Custom designs, hand crafted

I began playing with wood in my father's small shop. He never made furniture or other items in wood, but he had acquired a variety of tools for the seemingly endless additions to our Carmel Valley, adobe ranch house. In later years, I borrowed his old table saw and began crafting things I needed: a mahogany navigation table for my wooded (of course) motorsailer, a couch for a pregnant wife, side tables, a captain's bed for my young son, and even a wooden briefcase for my then new career as a technology writer/editor. Over time, I built my own extensive collection of woodworking tools and set up small shops in garages and sheds, as I moved from place to place.


In 2005, my father passed away. My distraught mother asked that I pick out an urn from those offered at the mortuary. I did so, but the choices all seemed outrageously expensive and dull for a man who was a highly regarded photographer and gardener.

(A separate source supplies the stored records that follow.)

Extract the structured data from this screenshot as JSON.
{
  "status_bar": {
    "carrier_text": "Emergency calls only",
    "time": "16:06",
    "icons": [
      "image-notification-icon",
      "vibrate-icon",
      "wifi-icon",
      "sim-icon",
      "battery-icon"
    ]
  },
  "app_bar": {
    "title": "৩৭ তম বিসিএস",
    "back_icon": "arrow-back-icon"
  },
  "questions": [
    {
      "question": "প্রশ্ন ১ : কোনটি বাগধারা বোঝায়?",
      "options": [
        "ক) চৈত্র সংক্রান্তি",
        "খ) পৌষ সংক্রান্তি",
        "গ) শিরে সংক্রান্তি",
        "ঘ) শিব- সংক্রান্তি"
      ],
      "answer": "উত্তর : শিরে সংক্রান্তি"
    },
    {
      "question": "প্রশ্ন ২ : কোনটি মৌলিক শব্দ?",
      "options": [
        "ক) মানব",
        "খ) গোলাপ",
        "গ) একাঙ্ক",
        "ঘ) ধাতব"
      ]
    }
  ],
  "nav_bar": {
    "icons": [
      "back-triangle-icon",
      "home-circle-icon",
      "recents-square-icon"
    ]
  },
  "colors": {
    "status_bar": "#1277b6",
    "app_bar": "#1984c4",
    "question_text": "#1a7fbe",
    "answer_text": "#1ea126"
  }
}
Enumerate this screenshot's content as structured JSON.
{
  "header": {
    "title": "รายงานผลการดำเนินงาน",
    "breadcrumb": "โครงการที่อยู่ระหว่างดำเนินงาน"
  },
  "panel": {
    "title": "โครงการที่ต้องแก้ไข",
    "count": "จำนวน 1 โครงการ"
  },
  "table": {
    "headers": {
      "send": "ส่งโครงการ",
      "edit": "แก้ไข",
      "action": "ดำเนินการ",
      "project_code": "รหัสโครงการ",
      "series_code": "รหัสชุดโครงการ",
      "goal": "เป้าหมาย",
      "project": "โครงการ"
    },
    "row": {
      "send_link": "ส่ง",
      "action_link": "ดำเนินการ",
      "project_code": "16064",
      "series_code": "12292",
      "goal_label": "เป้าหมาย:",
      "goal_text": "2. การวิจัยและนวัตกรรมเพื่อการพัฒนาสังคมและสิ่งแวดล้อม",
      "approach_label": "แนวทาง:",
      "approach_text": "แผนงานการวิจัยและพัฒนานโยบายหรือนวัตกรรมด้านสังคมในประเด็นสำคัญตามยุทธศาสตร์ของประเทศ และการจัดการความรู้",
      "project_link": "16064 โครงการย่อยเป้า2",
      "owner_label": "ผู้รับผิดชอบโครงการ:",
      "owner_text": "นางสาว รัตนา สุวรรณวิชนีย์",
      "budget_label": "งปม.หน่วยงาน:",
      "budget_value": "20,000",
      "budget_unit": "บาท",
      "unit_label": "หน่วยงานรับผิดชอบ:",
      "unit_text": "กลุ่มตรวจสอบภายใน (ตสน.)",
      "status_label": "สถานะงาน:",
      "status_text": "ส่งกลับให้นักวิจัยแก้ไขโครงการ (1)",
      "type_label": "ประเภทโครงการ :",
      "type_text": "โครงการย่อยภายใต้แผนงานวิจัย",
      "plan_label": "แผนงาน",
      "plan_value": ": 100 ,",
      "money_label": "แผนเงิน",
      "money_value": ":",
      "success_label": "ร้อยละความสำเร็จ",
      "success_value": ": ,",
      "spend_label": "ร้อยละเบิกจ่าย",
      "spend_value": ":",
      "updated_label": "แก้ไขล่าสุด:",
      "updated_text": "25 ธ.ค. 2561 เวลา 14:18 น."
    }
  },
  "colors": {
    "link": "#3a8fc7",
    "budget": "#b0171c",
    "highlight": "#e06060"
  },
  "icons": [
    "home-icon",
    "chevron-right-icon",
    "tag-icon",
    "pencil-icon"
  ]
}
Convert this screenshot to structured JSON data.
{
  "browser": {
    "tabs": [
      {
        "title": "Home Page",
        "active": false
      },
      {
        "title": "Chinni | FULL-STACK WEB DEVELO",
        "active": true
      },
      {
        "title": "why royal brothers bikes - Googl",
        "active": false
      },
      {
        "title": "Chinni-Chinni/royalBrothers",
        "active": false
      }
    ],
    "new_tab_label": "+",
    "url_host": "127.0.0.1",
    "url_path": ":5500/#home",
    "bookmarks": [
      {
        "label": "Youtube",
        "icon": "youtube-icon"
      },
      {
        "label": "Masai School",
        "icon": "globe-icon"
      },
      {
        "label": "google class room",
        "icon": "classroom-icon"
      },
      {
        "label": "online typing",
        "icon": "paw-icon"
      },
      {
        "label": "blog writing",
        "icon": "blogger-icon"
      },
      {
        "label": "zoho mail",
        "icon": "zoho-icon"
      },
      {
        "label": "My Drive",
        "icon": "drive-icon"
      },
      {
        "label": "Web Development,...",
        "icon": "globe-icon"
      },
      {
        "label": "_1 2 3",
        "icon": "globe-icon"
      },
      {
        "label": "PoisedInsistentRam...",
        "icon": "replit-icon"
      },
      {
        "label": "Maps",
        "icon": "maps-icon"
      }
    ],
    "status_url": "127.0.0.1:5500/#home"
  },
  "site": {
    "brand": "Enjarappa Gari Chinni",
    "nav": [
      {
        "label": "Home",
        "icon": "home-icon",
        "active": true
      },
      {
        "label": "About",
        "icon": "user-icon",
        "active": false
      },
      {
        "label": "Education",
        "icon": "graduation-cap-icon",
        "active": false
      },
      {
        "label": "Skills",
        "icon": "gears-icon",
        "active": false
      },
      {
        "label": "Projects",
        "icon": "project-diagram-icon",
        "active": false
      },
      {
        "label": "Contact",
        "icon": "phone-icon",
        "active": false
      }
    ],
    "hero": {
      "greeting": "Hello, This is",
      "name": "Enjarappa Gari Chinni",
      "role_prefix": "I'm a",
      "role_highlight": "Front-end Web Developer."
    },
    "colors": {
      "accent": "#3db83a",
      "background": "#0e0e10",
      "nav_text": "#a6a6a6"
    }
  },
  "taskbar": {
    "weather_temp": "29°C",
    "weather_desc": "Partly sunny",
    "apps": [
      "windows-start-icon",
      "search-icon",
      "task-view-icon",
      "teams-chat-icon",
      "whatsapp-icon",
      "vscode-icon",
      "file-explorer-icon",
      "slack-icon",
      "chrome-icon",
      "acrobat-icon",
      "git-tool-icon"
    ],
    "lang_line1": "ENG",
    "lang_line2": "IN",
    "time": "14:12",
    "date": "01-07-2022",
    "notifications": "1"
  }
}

Retiring to my small garage-turned-woodshop, I used thin oak panels for the box and shaped a chunk of surplus plum wood for the top. It has now become the official family urn. (My father's ashes were eventually scattered off the Monterey coast.)

I'm a huge fan of Mission-style furniture for its beauty, simplicity, and durability. But it's also expensive. Needing a coffee table to go with a purchased Mission-style couch, I worked this piece up in quarter-sawn oak. The finish is Watco oil, layers of shellac, and lots of wax.
In our old craftsman house, an ugly, free-standing firebox squatted in the corner of the family room. I replaced it with a functional storage cabinet/desk/bookshelf. The piece was built with almost no screws or nails; wooden biscuits and glue joined most of the parts.

A dresser made of a variety of woods. Originally, the drawers were installed in a tall captain's bed I made for my son. But as he got older, he wanted a standard bed.